▶ What the task asks:
Write out exactly the lines from the one containing "What data populates" through the last line of the records below, and no others.

▶ Entries supplied:
------------------------------------
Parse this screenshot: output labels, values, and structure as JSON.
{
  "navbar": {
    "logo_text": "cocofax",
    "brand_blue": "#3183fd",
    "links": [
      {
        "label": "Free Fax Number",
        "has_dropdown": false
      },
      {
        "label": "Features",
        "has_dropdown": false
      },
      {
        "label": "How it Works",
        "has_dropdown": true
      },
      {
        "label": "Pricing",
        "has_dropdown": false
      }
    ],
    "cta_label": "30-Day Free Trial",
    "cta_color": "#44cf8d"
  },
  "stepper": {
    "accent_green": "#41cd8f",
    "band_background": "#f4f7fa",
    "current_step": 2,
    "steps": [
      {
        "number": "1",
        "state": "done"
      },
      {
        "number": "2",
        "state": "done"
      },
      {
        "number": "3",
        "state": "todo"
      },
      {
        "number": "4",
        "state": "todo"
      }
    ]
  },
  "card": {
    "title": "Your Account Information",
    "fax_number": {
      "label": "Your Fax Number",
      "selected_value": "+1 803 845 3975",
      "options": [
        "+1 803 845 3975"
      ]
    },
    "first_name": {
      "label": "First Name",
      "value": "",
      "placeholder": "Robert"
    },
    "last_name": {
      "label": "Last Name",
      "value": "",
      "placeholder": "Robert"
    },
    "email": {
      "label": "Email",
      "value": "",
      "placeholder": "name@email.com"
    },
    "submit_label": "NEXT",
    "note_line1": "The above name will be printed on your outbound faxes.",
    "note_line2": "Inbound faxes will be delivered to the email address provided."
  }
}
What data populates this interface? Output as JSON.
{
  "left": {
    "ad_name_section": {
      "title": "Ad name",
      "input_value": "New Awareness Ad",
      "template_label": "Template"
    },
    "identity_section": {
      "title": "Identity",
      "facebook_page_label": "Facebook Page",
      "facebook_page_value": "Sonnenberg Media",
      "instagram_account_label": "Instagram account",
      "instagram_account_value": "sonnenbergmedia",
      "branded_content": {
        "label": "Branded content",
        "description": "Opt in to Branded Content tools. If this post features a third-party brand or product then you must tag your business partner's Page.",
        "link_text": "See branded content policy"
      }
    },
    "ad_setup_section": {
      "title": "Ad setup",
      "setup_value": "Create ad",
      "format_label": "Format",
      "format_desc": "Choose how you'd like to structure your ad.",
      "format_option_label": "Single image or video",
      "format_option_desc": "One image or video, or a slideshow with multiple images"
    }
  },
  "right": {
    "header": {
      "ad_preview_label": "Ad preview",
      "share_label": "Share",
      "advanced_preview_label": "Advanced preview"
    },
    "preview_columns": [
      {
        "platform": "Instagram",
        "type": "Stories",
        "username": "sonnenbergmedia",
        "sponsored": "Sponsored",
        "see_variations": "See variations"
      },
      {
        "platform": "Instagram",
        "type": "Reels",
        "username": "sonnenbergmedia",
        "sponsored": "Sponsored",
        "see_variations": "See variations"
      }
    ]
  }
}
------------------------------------
▶ Written reply:
What data populates this interface? Output as JSON.
{
  "left": {
    "ad_name_section": {
      "title": "Ad name",
      "input_value": "New Awareness Ad",
      "template_label": "Template"
    },
    "identity_section": {
      "title": "Identity",
      "facebook_page_label": "Facebook Page",
      "facebook_page_value": "Sonnenberg Media",
      "instagram_account_label": "Instagram account",
      "instagram_account_value": "sonnenbergmedia",
      "branded_content": {
        "label": "Branded content",
        "description": "Opt in to Branded Content tools. If this post features a third-party brand or product then you must tag your business partner's Page.",
        "link_text": "See branded content policy"
      }
    },
    "ad_setup_section": {
      "title": "Ad setup",
      "setup_value": "Create ad",
      "format_label": "Format",
      "format_desc": "Choose how you'd like to structure your ad.",
      "format_option_label": "Single image or video",
      "format_option_desc": "One image or video, or a slideshow with multiple images"
    }
  },
  "right": {
    "header": {
      "ad_preview_label": "Ad preview",
      "share_label": "Share",
      "advanced_preview_label": "Advanced preview"
    },
    "preview_columns": [
      {
        "platform": "Instagram",
        "type": "Stories",
        "username": "sonnenbergmedia",
        "sponsored": "Sponsored",
        "see_variations": "See variations"
      },
      {
        "platform": "Instagram",
        "type": "Reels",
        "username": "sonnenbergmedia",
        "sponsored": "Sponsored",
        "see_variations": "See variations"
      }
    ]
  }
}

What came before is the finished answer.